REQUIREMENT: Using the records that follow, work out how many lines hold the string "siswa" and provide that number only.

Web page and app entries
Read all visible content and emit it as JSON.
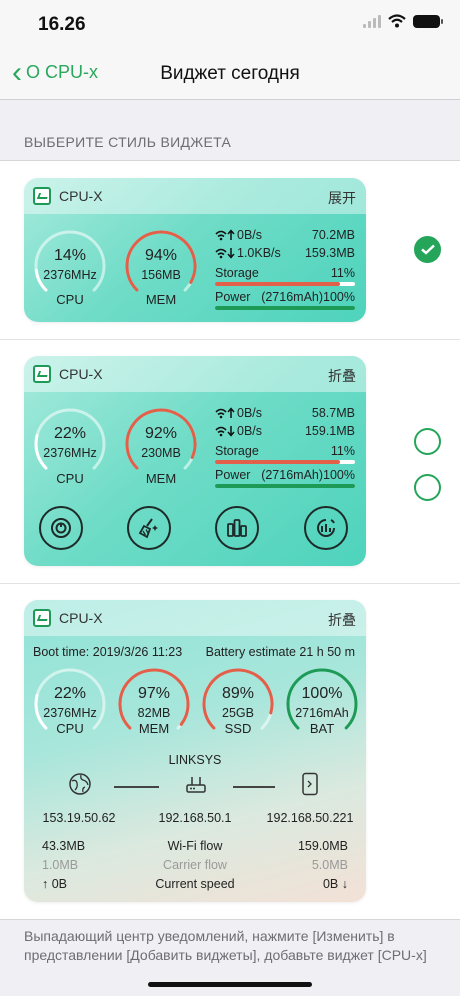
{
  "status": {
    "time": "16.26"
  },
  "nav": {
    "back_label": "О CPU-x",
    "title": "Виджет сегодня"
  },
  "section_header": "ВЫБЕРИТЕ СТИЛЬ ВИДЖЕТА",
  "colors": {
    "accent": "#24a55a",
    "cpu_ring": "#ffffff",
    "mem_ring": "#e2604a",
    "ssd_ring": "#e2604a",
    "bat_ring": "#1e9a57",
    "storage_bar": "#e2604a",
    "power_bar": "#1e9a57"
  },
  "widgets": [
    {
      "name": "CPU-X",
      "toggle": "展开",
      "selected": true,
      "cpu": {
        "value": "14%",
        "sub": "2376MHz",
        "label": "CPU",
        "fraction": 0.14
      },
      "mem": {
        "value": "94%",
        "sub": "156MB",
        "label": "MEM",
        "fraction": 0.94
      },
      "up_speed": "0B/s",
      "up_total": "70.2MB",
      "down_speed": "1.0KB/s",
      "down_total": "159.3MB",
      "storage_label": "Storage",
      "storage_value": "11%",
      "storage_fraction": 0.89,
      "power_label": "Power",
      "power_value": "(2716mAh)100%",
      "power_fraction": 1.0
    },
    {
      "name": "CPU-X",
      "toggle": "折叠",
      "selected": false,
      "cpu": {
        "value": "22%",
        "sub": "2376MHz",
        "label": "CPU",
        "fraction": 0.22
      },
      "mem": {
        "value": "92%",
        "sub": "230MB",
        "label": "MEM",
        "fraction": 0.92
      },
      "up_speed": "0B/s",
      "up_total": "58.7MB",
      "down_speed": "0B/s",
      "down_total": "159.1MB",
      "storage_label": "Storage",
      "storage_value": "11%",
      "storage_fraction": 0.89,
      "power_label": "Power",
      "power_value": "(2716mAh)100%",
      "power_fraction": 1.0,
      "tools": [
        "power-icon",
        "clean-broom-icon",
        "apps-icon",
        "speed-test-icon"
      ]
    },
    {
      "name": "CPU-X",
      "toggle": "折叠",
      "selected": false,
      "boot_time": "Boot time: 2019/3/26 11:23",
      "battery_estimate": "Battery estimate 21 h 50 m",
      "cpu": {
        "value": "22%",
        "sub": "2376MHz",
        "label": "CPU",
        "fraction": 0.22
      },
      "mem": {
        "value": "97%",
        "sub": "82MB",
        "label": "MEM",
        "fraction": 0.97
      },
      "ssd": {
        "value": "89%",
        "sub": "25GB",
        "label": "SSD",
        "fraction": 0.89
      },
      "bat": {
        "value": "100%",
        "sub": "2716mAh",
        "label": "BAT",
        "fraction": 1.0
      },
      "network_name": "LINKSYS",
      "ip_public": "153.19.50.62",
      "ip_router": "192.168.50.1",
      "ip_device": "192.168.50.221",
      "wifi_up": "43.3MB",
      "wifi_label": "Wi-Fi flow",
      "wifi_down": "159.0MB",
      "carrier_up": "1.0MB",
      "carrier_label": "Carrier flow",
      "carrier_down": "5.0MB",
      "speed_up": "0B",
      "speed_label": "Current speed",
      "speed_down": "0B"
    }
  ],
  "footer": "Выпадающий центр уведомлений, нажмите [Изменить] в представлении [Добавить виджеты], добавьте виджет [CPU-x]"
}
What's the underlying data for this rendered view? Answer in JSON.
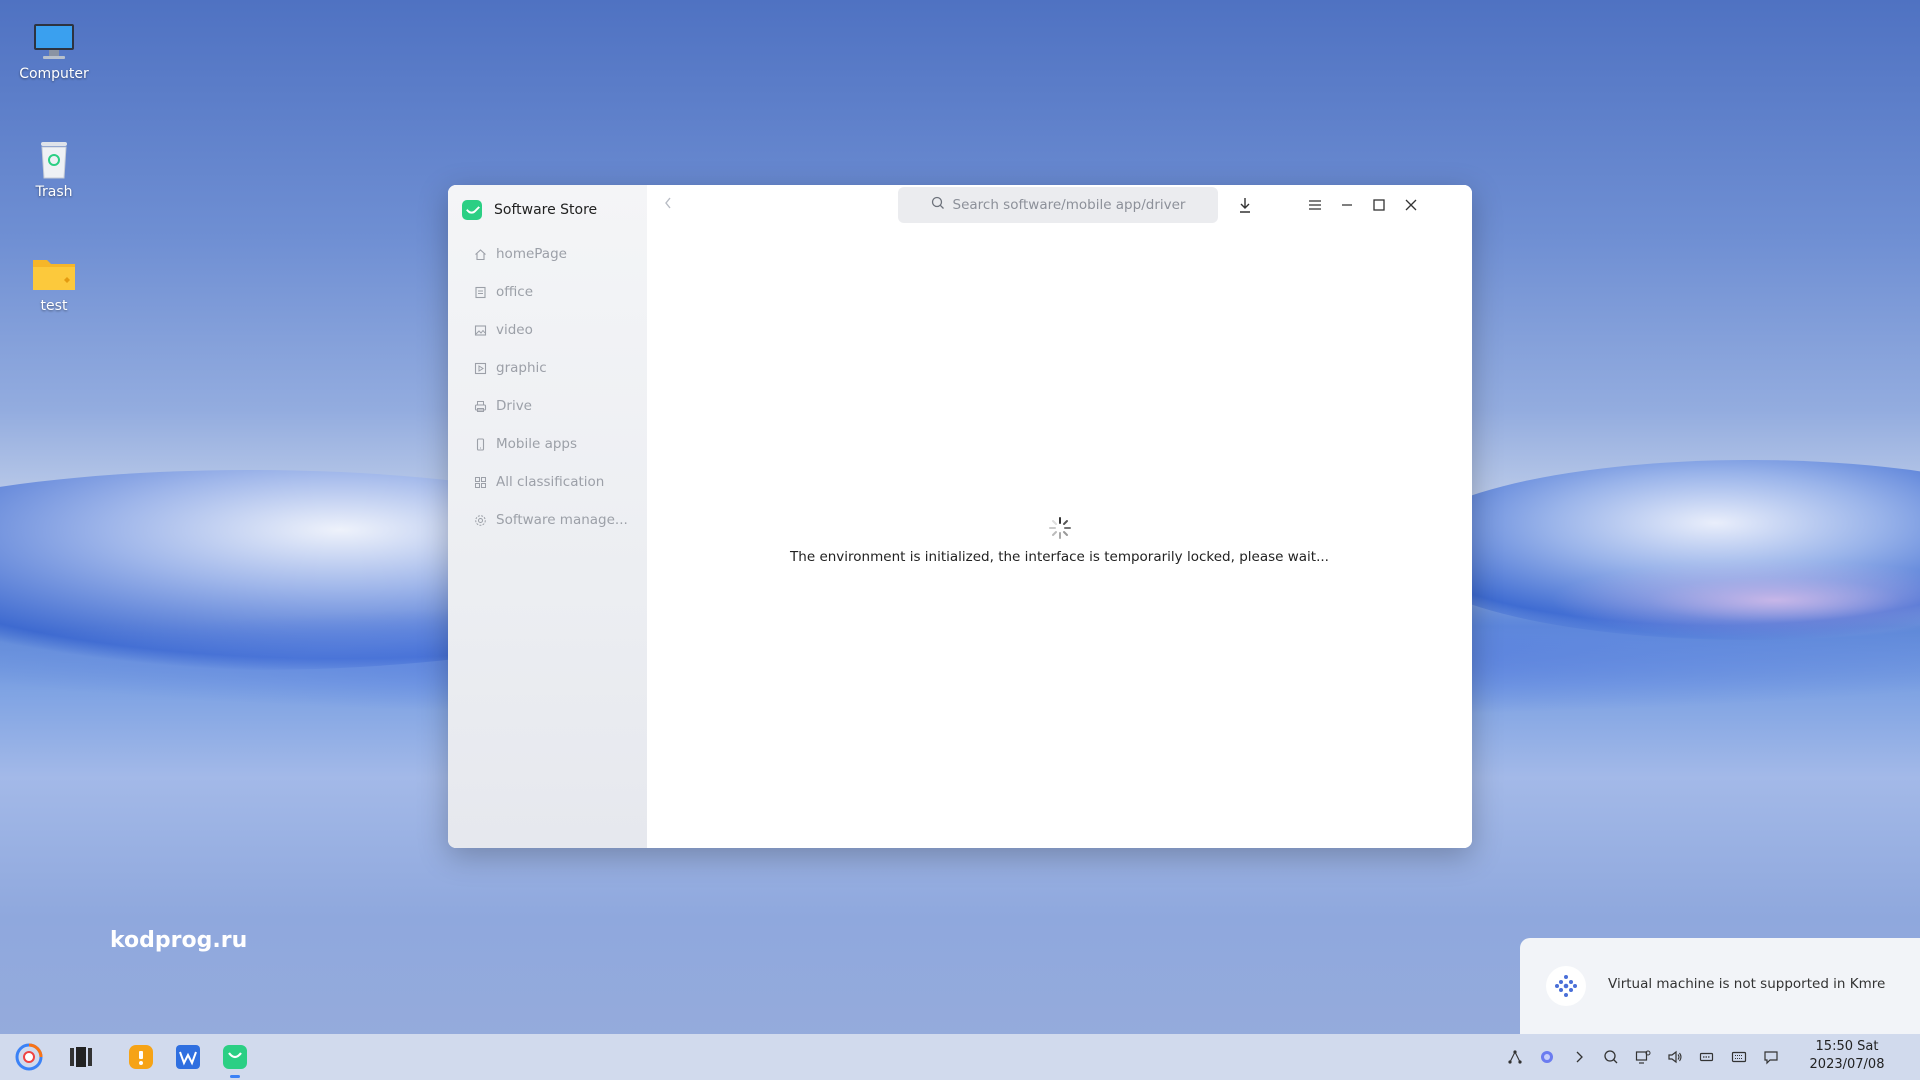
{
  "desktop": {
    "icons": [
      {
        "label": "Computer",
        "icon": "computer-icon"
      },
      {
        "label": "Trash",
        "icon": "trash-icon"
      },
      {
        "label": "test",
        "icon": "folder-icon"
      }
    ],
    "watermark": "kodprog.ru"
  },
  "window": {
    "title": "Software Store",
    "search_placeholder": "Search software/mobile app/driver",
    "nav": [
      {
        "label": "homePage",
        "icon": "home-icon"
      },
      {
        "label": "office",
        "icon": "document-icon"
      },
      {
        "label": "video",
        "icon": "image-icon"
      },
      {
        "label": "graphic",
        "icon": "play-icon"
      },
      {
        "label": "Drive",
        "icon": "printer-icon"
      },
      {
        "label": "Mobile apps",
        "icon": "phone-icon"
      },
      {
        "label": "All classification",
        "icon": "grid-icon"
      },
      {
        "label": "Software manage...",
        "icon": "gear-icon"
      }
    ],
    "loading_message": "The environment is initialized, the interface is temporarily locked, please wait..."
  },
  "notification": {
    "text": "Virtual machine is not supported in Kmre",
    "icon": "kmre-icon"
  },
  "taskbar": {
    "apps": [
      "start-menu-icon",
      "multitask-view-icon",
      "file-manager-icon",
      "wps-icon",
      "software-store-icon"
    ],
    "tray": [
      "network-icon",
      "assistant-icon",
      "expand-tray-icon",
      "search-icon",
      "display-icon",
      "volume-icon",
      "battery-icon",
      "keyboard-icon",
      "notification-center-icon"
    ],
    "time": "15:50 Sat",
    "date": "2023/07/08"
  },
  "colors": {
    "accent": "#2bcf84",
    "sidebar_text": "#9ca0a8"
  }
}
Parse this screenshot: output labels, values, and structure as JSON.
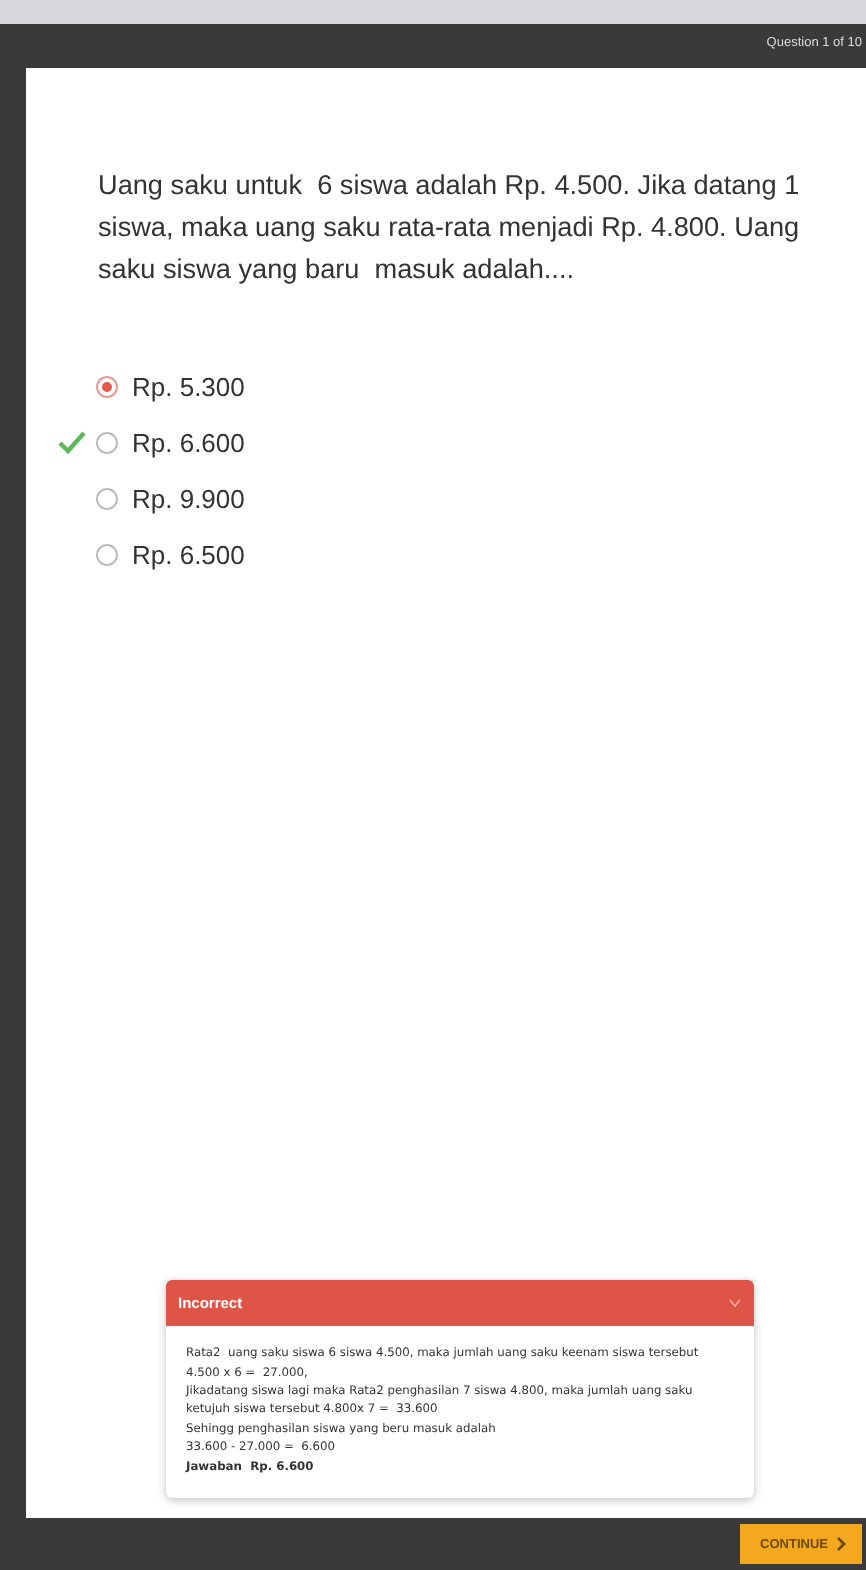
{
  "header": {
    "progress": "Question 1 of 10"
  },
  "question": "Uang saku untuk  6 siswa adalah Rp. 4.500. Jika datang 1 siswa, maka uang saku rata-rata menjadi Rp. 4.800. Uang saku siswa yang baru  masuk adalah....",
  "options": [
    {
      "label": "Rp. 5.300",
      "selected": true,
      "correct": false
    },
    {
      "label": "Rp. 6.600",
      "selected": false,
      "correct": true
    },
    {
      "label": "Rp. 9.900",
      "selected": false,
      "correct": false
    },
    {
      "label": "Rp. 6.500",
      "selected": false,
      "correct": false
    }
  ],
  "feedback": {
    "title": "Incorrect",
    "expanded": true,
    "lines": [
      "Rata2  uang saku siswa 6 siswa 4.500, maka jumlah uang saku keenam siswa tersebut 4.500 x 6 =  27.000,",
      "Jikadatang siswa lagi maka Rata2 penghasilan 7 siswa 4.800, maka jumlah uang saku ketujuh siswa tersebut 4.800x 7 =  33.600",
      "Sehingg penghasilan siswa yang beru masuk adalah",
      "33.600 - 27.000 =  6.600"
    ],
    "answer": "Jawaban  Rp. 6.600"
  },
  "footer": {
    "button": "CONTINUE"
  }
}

RESPONSE TO THE EXERCISE: 4